I get nearly the same thrill when I weed, to be honest.  Yesterday there was nothing but bare dirt surrounding my tomato plant; today, there are six kinds of green all fighting their way through out of nothingness into the light, all hungry, thirsty, ready to join the battle with beetles and downpours and sun and chill.  Some of them are feathery, some fibrous, some creep and cling to the ground with flat, sticky leaves, some are just simple, forthright grass . . . and everybody wants a piece of life.  I don’t shed any tears when I rip them out and toss them away, but I really do admire them.  Or at least, I admire the system.  Yesterday, there was something very close to nothing, and today, there’s something big enough to grab with my whole hand.  Tomorrow, if I leave it be, there will be something with a stem thick enough to snap, full of juice and intricate hairs.  Everything is ordered toward life, toward making more and more and more of itself, to being part of the plan.

And it happens over and over and over again.

When we’re talking about grass and weeds or even exquisite hot house flowers, only truly crazy people worry or marvel over every last bit of plant life:  it’s not merely common, it’s insignificant.  And, while we certainly cherish and delight in our own babies and the babies of people we love, no human heart is big enough to cherish and delight in the individual births of all the billions of babies conceived.
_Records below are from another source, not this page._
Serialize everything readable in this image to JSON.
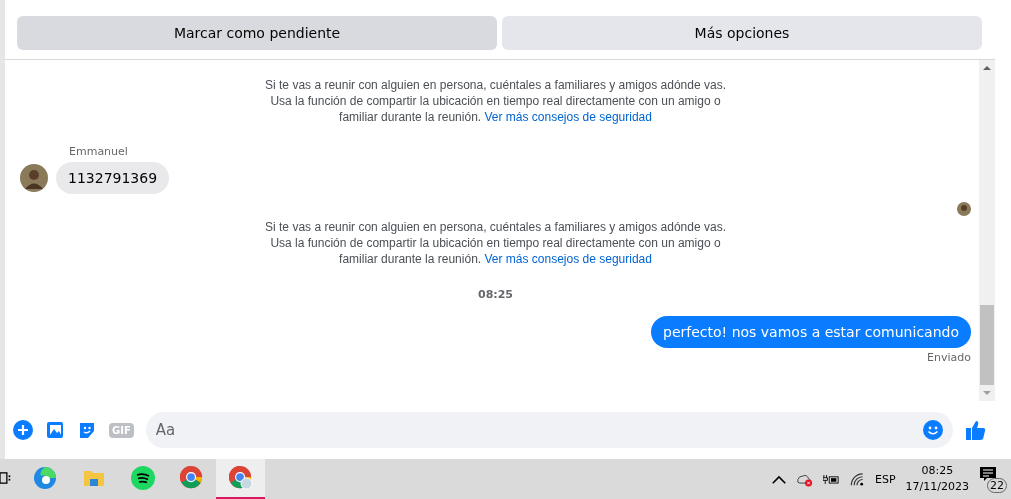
{
  "actions": [
    {
      "label": "Marcar como pendiente",
      "selected": true
    },
    {
      "label": "Más opciones",
      "selected": false
    }
  ],
  "messages": [
    {
      "kind": "notice",
      "text": "Si te vas a reunir con alguien en persona, cuéntales a familiares y amigos adónde vas. Usa la función de compartir la ubicación en tiempo real directamente con un amigo o familiar durante la reunión.",
      "link": "Ver más consejos de seguridad"
    },
    {
      "kind": "incoming",
      "sender": "Emmanuel",
      "text": "1132791369"
    },
    {
      "kind": "seen"
    },
    {
      "kind": "notice",
      "text": "Si te vas a reunir con alguien en persona, cuéntales a familiares y amigos adónde vas. Usa la función de compartir la ubicación en tiempo real directamente con un amigo o familiar durante la reunión.",
      "link": "Ver más consejos de seguridad"
    },
    {
      "kind": "time",
      "text": "08:25"
    },
    {
      "kind": "outgoing",
      "text": "perfecto! nos vamos a estar comunicando"
    },
    {
      "kind": "status",
      "text": "Enviado"
    }
  ],
  "composer": {
    "gif_label": "GIF",
    "placeholder": "Aa"
  },
  "taskbar": {
    "apps": [
      {
        "kind": "taskview",
        "selected": false
      },
      {
        "kind": "edge",
        "selected": false
      },
      {
        "kind": "folder",
        "selected": false
      },
      {
        "kind": "spotify",
        "selected": false
      },
      {
        "kind": "chrome",
        "selected": false
      },
      {
        "kind": "chrome-profile",
        "selected": true
      }
    ],
    "language": "ESP",
    "time": "08:25",
    "date": "17/11/2023",
    "notifications": "22"
  }
}
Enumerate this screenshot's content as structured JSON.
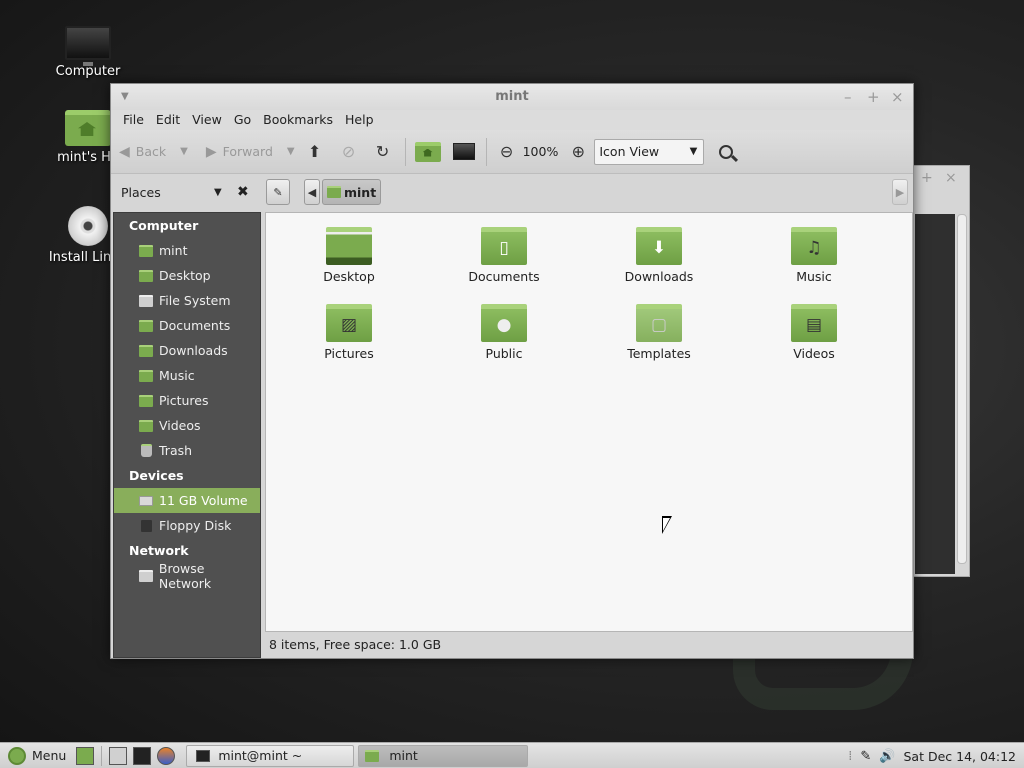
{
  "desktop": {
    "icons": [
      {
        "label": "Computer"
      },
      {
        "label": "mint's Ho"
      },
      {
        "label": "Install Linux"
      }
    ]
  },
  "window": {
    "title": "mint",
    "controls": {
      "minimize": "–",
      "maximize": "+",
      "close": "×"
    },
    "menu": [
      "File",
      "Edit",
      "View",
      "Go",
      "Bookmarks",
      "Help"
    ],
    "toolbar": {
      "back_label": "Back",
      "forward_label": "Forward",
      "zoom_level": "100%",
      "view_mode": "Icon View"
    },
    "sidebar": {
      "header": "Places",
      "sections": [
        {
          "title": "Computer",
          "items": [
            "mint",
            "Desktop",
            "File System",
            "Documents",
            "Downloads",
            "Music",
            "Pictures",
            "Videos",
            "Trash"
          ]
        },
        {
          "title": "Devices",
          "items": [
            "11 GB Volume",
            "Floppy Disk"
          ]
        },
        {
          "title": "Network",
          "items": [
            "Browse Network"
          ]
        }
      ],
      "selected": "11 GB Volume"
    },
    "pathbar": {
      "crumb": "mint"
    },
    "files": [
      {
        "name": "Desktop",
        "icon": "desktop-folder-icon"
      },
      {
        "name": "Documents",
        "icon": "documents-folder-icon"
      },
      {
        "name": "Downloads",
        "icon": "downloads-folder-icon"
      },
      {
        "name": "Music",
        "icon": "music-folder-icon"
      },
      {
        "name": "Pictures",
        "icon": "pictures-folder-icon"
      },
      {
        "name": "Public",
        "icon": "public-folder-icon"
      },
      {
        "name": "Templates",
        "icon": "templates-folder-icon"
      },
      {
        "name": "Videos",
        "icon": "videos-folder-icon"
      }
    ],
    "status": "8 items, Free space: 1.0 GB"
  },
  "panel": {
    "menu_label": "Menu",
    "tasks": [
      {
        "label": "mint@mint ~"
      },
      {
        "label": "mint"
      }
    ],
    "clock": "Sat Dec 14, 04:12"
  },
  "colors": {
    "accent": "#89ae5b",
    "folder": "#7bab4e",
    "sidebar_bg": "#505050"
  }
}
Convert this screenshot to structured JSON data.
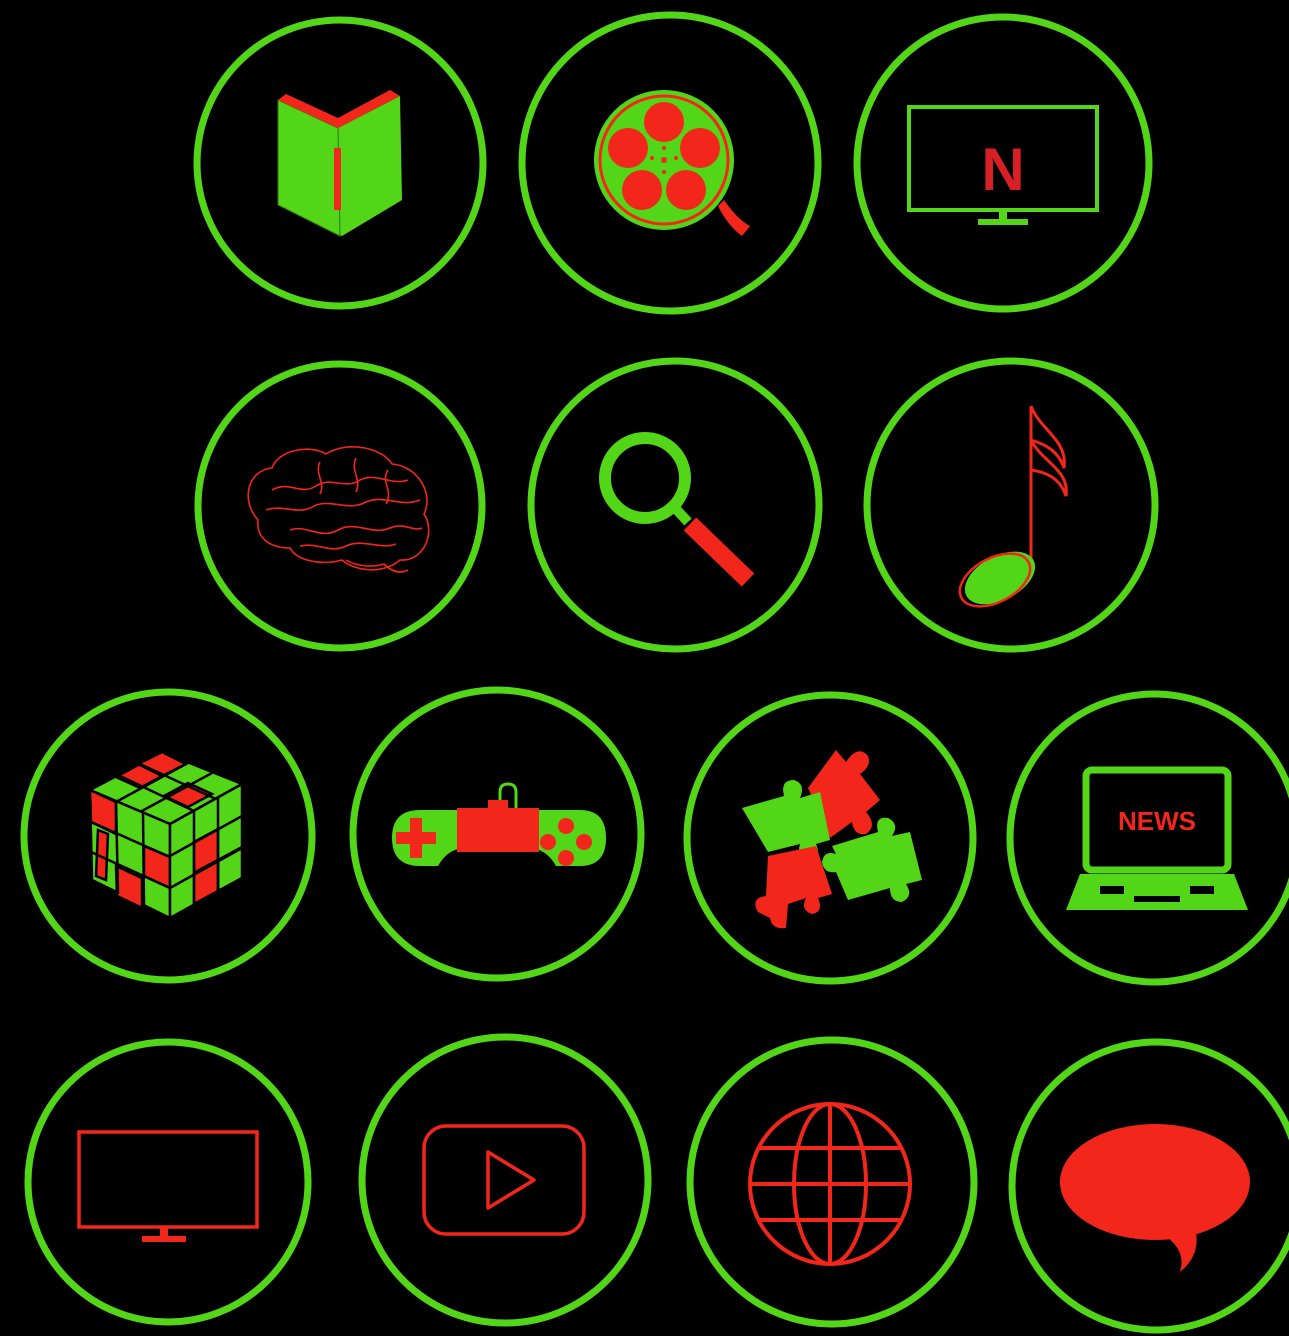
{
  "colors": {
    "background": "#000000",
    "green": "#52d617",
    "red": "#f2261b",
    "netflix_red": "#d81f26"
  },
  "icons": [
    {
      "name": "book-icon"
    },
    {
      "name": "film-reel-icon"
    },
    {
      "name": "netflix-tv-icon",
      "label": "N"
    },
    {
      "name": "brain-icon"
    },
    {
      "name": "magnifying-glass-icon"
    },
    {
      "name": "music-note-icon"
    },
    {
      "name": "rubiks-cube-icon"
    },
    {
      "name": "game-controller-icon"
    },
    {
      "name": "puzzle-pieces-icon"
    },
    {
      "name": "news-laptop-icon",
      "label": "NEWS"
    },
    {
      "name": "television-icon"
    },
    {
      "name": "youtube-play-icon"
    },
    {
      "name": "globe-icon"
    },
    {
      "name": "speech-bubble-icon"
    }
  ]
}
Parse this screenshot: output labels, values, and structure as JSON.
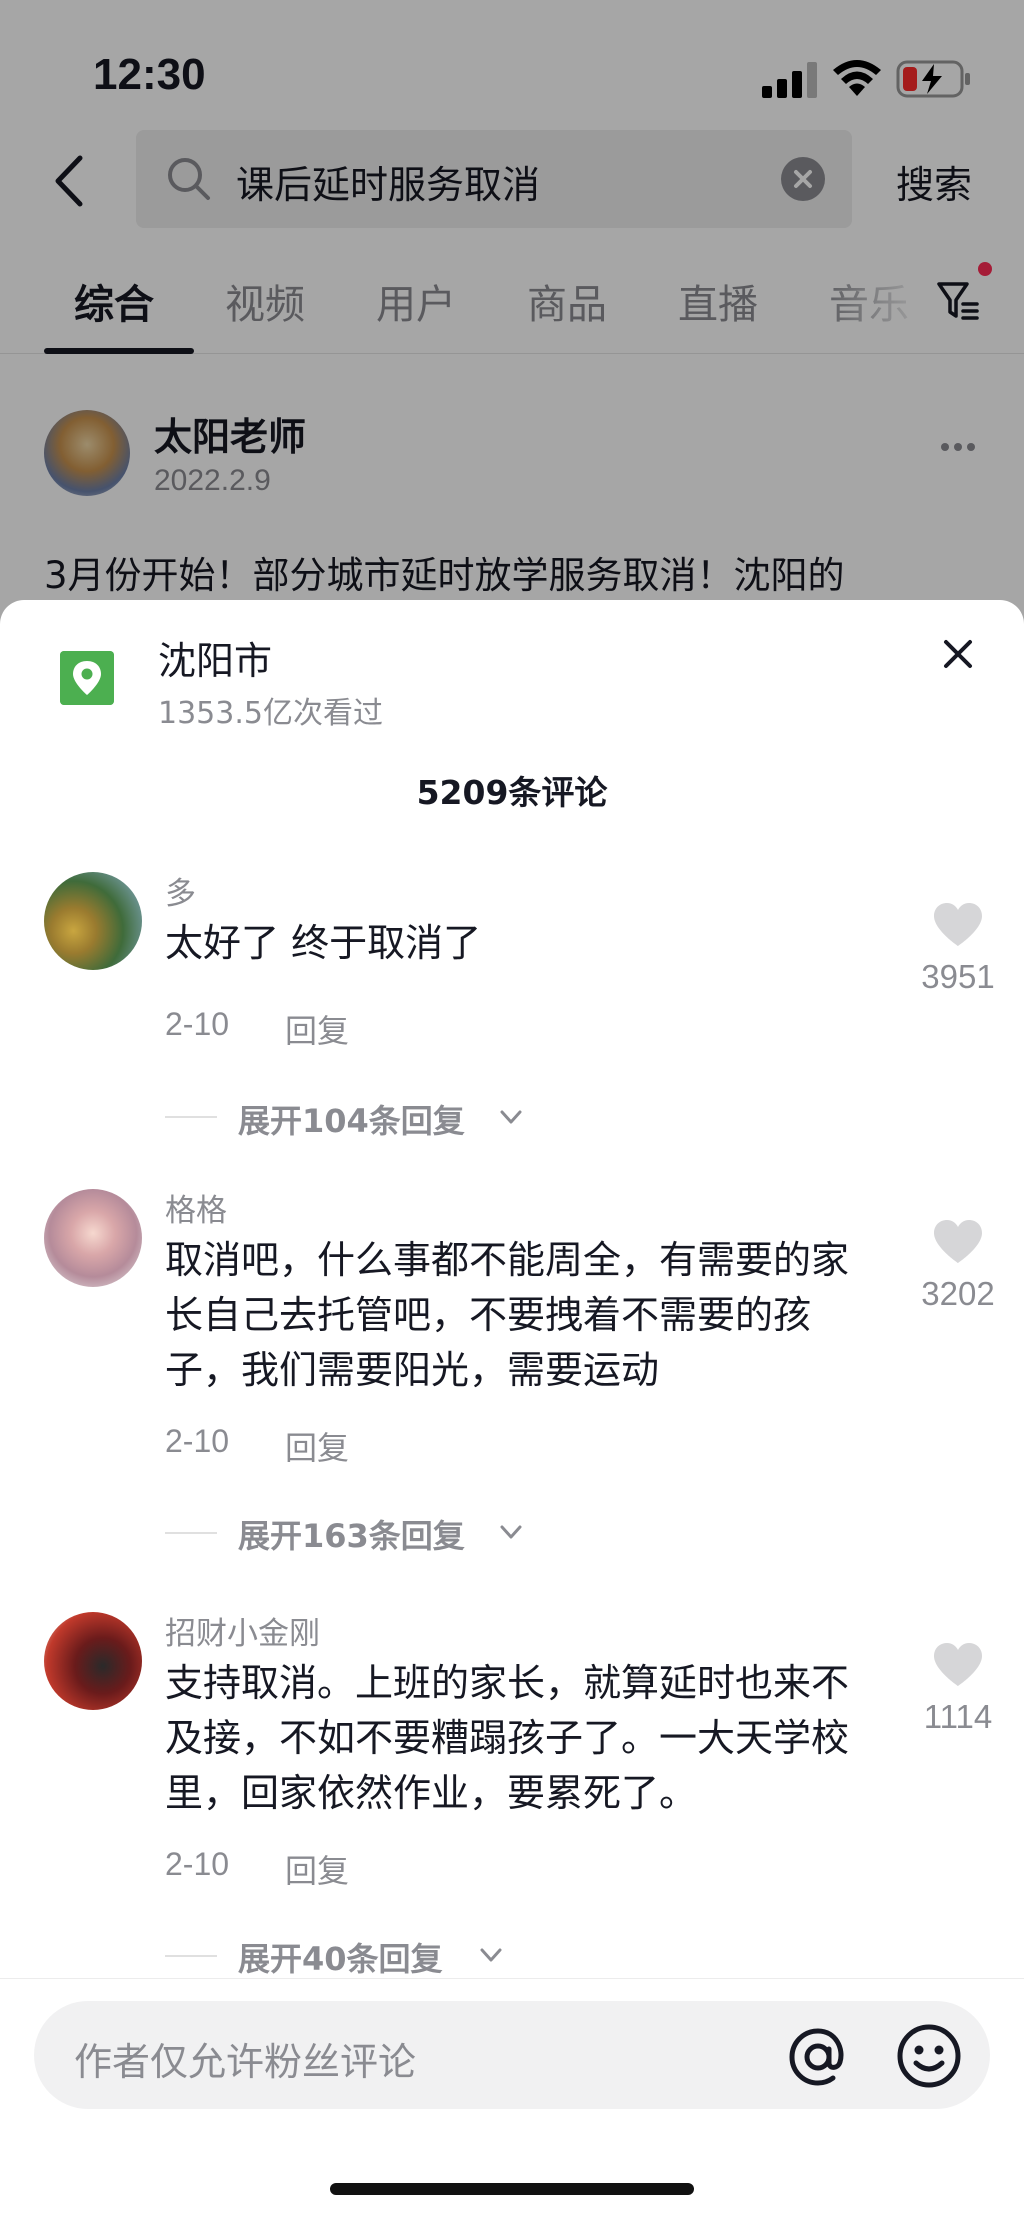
{
  "status_bar": {
    "time": "12:30"
  },
  "search": {
    "query": "课后延时服务取消",
    "submit_label": "搜索"
  },
  "tabs": [
    {
      "label": "综合"
    },
    {
      "label": "视频"
    },
    {
      "label": "用户"
    },
    {
      "label": "商品"
    },
    {
      "label": "直播"
    },
    {
      "label": "音乐"
    }
  ],
  "post": {
    "author": "太阳老师",
    "date": "2022.2.9",
    "text": "3月份开始！部分城市延时放学服务取消！沈阳的"
  },
  "location": {
    "name": "沈阳市",
    "views": "1353.5亿次看过"
  },
  "comment_count": "5209条评论",
  "comments": [
    {
      "name": "多",
      "text": "太好了 终于取消了",
      "date": "2-10",
      "reply_label": "回复",
      "likes": "3951",
      "expand_label": "展开104条回复"
    },
    {
      "name": "格格",
      "text": "取消吧，什么事都不能周全，有需要的家长自己去托管吧，不要拽着不需要的孩子，我们需要阳光，需要运动",
      "date": "2-10",
      "reply_label": "回复",
      "likes": "3202",
      "expand_label": "展开163条回复"
    },
    {
      "name": "招财小金刚",
      "text": "支持取消。上班的家长，就算延时也来不及接，不如不要糟蹋孩子了。一大天学校里，回家依然作业，要累死了。",
      "date": "2-10",
      "reply_label": "回复",
      "likes": "1114",
      "expand_label": "展开40条回复"
    }
  ],
  "input": {
    "placeholder": "作者仅允许粉丝评论"
  },
  "colors": {
    "accent": "#fe2c55",
    "location_icon": "#4caf50",
    "secondary_text": "#8a8b91"
  }
}
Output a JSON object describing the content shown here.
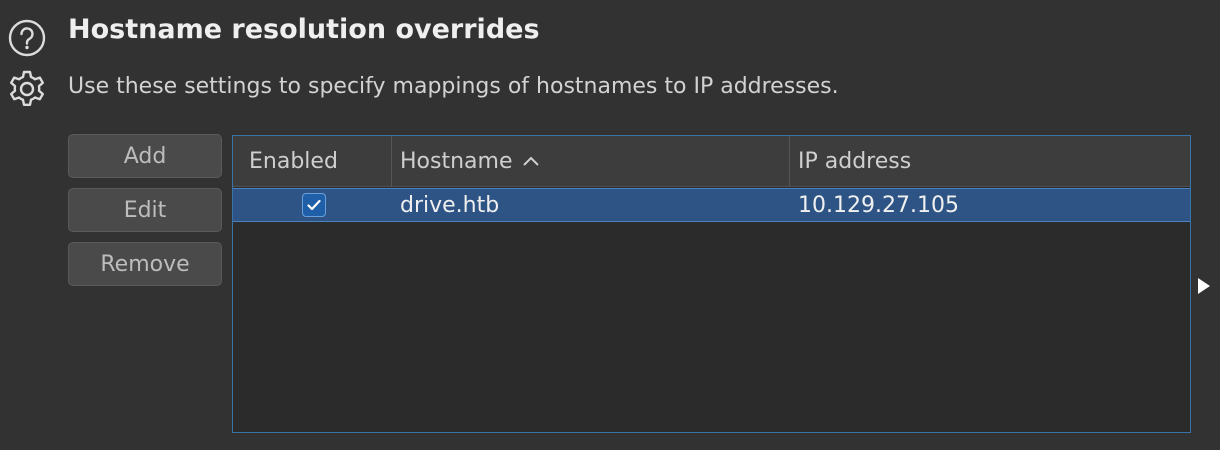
{
  "section": {
    "title": "Hostname resolution overrides",
    "description": "Use these settings to specify mappings of hostnames to IP addresses."
  },
  "icons": {
    "help": "help-circle-icon",
    "settings": "gear-icon",
    "expand": "right-triangle-arrow-icon",
    "sort": "chevron-up-icon",
    "check": "checkmark-icon"
  },
  "buttons": {
    "add": "Add",
    "edit": "Edit",
    "remove": "Remove"
  },
  "table": {
    "columns": [
      "Enabled",
      "Hostname",
      "IP address"
    ],
    "sorted_column": "Hostname",
    "sort_direction": "ascending",
    "rows": [
      {
        "enabled": true,
        "hostname": "drive.htb",
        "ip": "10.129.27.105",
        "selected": true
      }
    ]
  },
  "colors": {
    "background": "#323232",
    "selection": "#2d5484",
    "accent": "#3a73a6",
    "checkbox": "#1f5fa8"
  }
}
There are just too many of them.  It’s just too common.  It happens literally all the time, every second of every day.

But here’s the thing:  it’s just that very commonness, that everyday-ness of human life that is a gift in itself.

Think of other things that repeat and repeat.  I’m not the first one to point out that repetition is sometimes a gift in itself, and not a stumbling block to overcome.  Do you get tired of hearing your spouse say, “I love you?”  Do you look at those beloved lips forming those words and think, “Oh, that old thing again.  Why can’t I have something new for a change?”  Would you want to have a marriage where the words “I love you” were an extraordinary, unexpected event, only brought about by special grace?  No, it’s the very repetition that makes it cherished, delightful — extraordinary, even, just because it is so ordinary.

So, when a baby is conceived, maybe it’s not a miracle — maybe it’s something better than that.  It’s a sign that God has given us a world which, even in its natural, fallen state, is completely stuffed with wonders.  He is not stingy; He doesn’t withhold his goodness.  This is the kind of marriage that mankind has with God:  He says “I love you” every day, every minute of every day.

My cup overflows.
***
This post originally ran at the National Catholic Register in 2012. 

Theologians: Yes, the baby came back to life through the intercession of Fulton Sheen

It’s official! Another hurdle crossed before canonization.

The Most Reverend Daniel R. Jenky, CSC, Bishop of Peoria and President of the Archbishop Fulton Sheen Foundation, received word today that the seven-member theological commission who advise the Congregation of the Causes of Saints at the Vatican unanimously agreed that a reported miracle should be attributed to the intercession of the Venerable Servant of God Archbishop Fulton Sheen. The case involved a stillborn baby born in September 2010. For over an hour the child demonstrated no signs of life as medical professionals attempted every possible life saving procedure, while the child’s parents and loved ones began immediately to seek the intercession of Fulton Sheen. After 61 minutes the baby was restored to full life and over three years later demonstrates a full recovery.

I had the pleasure of interviewing Bonnie Engstrom, the mother of that resurrected baby who grew into this happy, healthy guy:

 

Next up: the case is reviewed by cardinals and bishops, and then by Pope Francs himself.   Come onnnn, Fulton Sheen! Congratulatons, Engstrom family!

My OSV interview with Bonnie Engstrom: ‘Miracle’ baby helps Fulton Sheen cause

From “Who is that guy? He looks like a vampire!” to “Fulton Sheen brought my dead son back to life.”  Here is my interview with the delightful Bonnie Engstrom of A Knotted Life.

‘Miracle’ baby helps Fulton Sheen cause